I used my fat to hide from getting painfully unwelcome attention from men I have no interest in, only to find that other men I have no interest in give me even more painfully unwelcome attention. On top of that, I have noticed that “fat girls” seem to attract all sorts of unwelcome “I met you 28 seconds ago, let me tell you everything that is wrong with my life and ask you incessantly to tell me what’s wrong with your life, even when you say no” people, people I had never encountered when I was healthy and taking care of myself.

So, it’s time I take back my life. I will take pride in my physical and mental health. I will be mindful of what I put in my body and when. I will make myself move for an hour a day, even if I’ve been on my feet for eight hours already. I will take time to journal and make sense of why I feel the way I do. I will go back to the clinic run by a graduate school that offers therapy at a price I can actually pay. And, in May 2015, I will run another half marathon. I have eight months to train for it. And, I absolutely need to train for it. I don’t want to just get through the 13.1 miles. I want to feel light when I run. I don’t want to feel like I’m running with three tires around my waist.

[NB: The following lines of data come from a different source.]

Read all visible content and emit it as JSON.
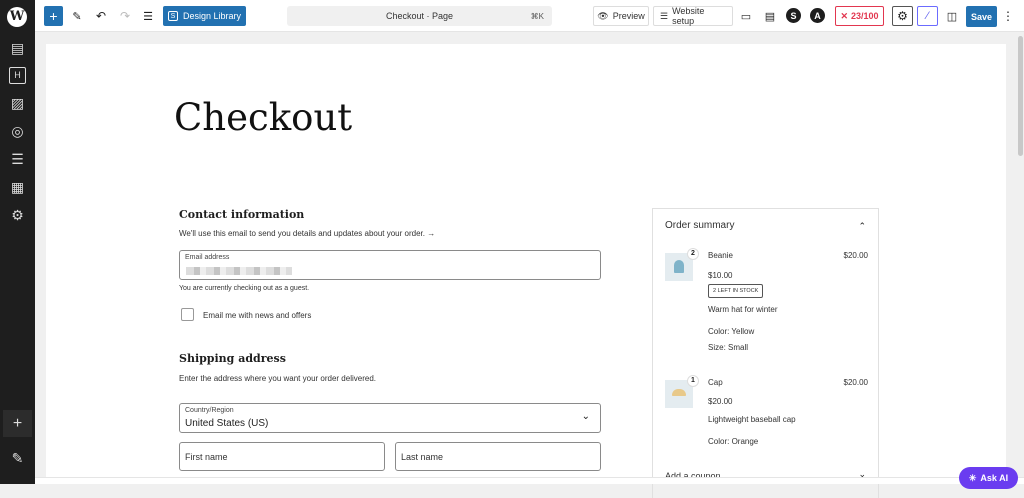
{
  "topbar": {
    "design_library": "Design Library",
    "doc_title": "Checkout · Page",
    "shortcut": "⌘K",
    "preview": "Preview",
    "website_setup": "Website setup",
    "score": "23/100",
    "save": "Save"
  },
  "page": {
    "title": "Checkout"
  },
  "contact": {
    "heading": "Contact information",
    "desc": "We'll use this email to send you details and updates about your order. →",
    "email_label": "Email address",
    "guest_note": "You are currently checking out as a guest.",
    "newsletter": "Email me with news and offers"
  },
  "shipping": {
    "heading": "Shipping address",
    "desc": "Enter the address where you want your order delivered.",
    "country_label": "Country/Region",
    "country_value": "United States (US)",
    "first_name": "First name",
    "last_name": "Last name"
  },
  "summary": {
    "heading": "Order summary",
    "coupon": "Add a coupon",
    "items": [
      {
        "qty": "2",
        "name": "Beanie",
        "total": "$20.00",
        "price": "$10.00",
        "stock": "2 LEFT IN STOCK",
        "desc": "Warm hat for winter",
        "attrs": [
          "Color: Yellow",
          "Size: Small"
        ]
      },
      {
        "qty": "1",
        "name": "Cap",
        "total": "$20.00",
        "price": "$20.00",
        "desc": "Lightweight baseball cap",
        "attrs": [
          "Color: Orange"
        ]
      }
    ]
  },
  "ask_ai": "Ask AI"
}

I may never get back to my 117lb 26 year old self. Until I can afford actual health insurance, 117lbs is an unreasonable target. By the time the half marathon happens, I’d like to have the scale read 148lbs. And, that is taking into consideration the physical change I will be doing to my body: transferring all of this excess fat into muscle. And, we all know muscle is more dense than fat. So, the scale can read 148lbs. More importantly, I want my body to feel healthy. I want clothes to fit better. I want to be able to look in a mirror and not hate what I see. That simple.

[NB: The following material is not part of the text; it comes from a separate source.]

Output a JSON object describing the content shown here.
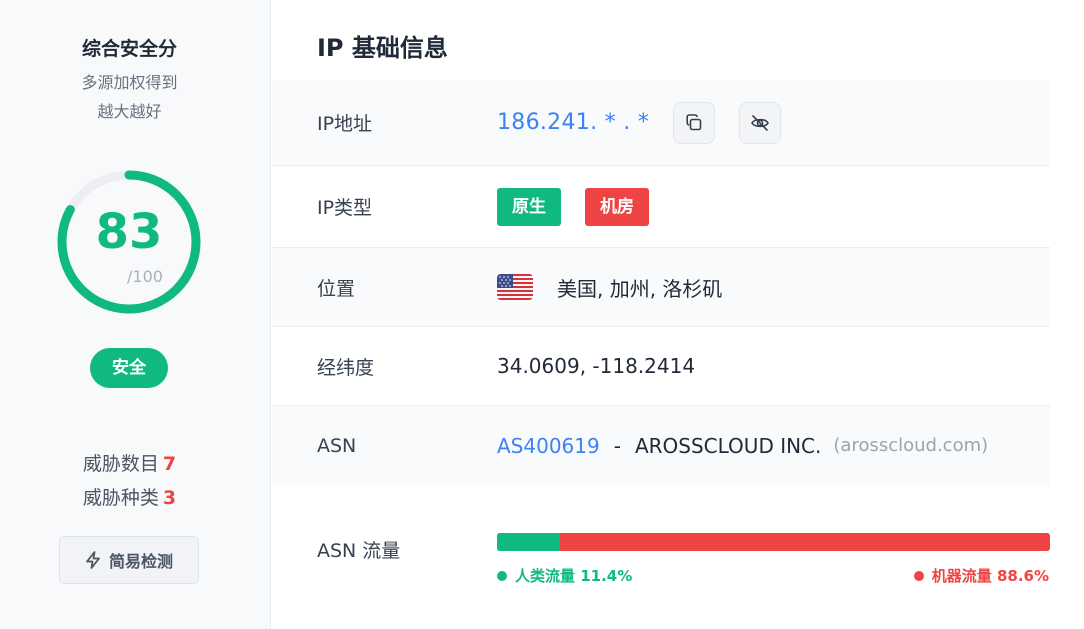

Here is a little preface:
If you didn’t read my about page, I share with you that I was diagnosed with PCOS a few years ago. The entire span of my menstrual life has been challenging. The only time I have ever had any semblance of a healthy reproductive system was for approximately a year when I was 25. That is often when women find their cycle evening out. Also, I was taking great care of myself then, which played a huge role in my reproductive health. Even then, my cycle was anywhere between 34 and 40 days. Never less than 34 days and never more than 40 days. Fast forward seven years, my cycle ranges anywhere from 25 days to 80 days. You can imagine how frustrating it is. Now imagine having aggressive PMS for an entire month. That happens at least twice a year. My body will get itself ready to have a period, then a month later, it’ll happen. Then three weeks later, I will feel like someone has taken a steel bar to my back and walking becomes the hardest thing to do. All of you Cysters out there understand, I am sure. PCOS comes with a few unfavorable side effects: excessive weight gain that is hard to control, irregular periods and many are extremely painful, PMDD (premenstrual dysphoric disorder; if you’ve never heard of it, look it up), and the occasional burst cyst. Sometimes, when those cysts rupture, the woman experiencing that does need to see a doctor, however, in many cases, the only thing we can do is ride out the pain. For me, it is rare for me to get a burst cyst. I know exactly what is happening and that there is really nothing that can be done. I’ve never experienced the sudden pain, fever, or vomiting. In all of my experiences, the pain has aways been intense, yet a constant annoyance for about two or three days. I feel nauseated, but never enough to actually cause vomiting. My body and mind are always exhausted and I have a difficult time walking, and whichever side the cyst is on, the corresponding leg is always more difficult to move. Bending over is usually not an option and sitting down/standing up takes more effort than usual. This is what I know. This is how my body is. And, I know that if I actually take care of myself, my body will repay me kindly.

Here it is. I am back on a healthy path. In six months, my 33rd birthday will be here. I want to enter my 34th year lighter, mentally and physically.

Lots of love and light to everyone reading this. May your days be filled with laughter and joy.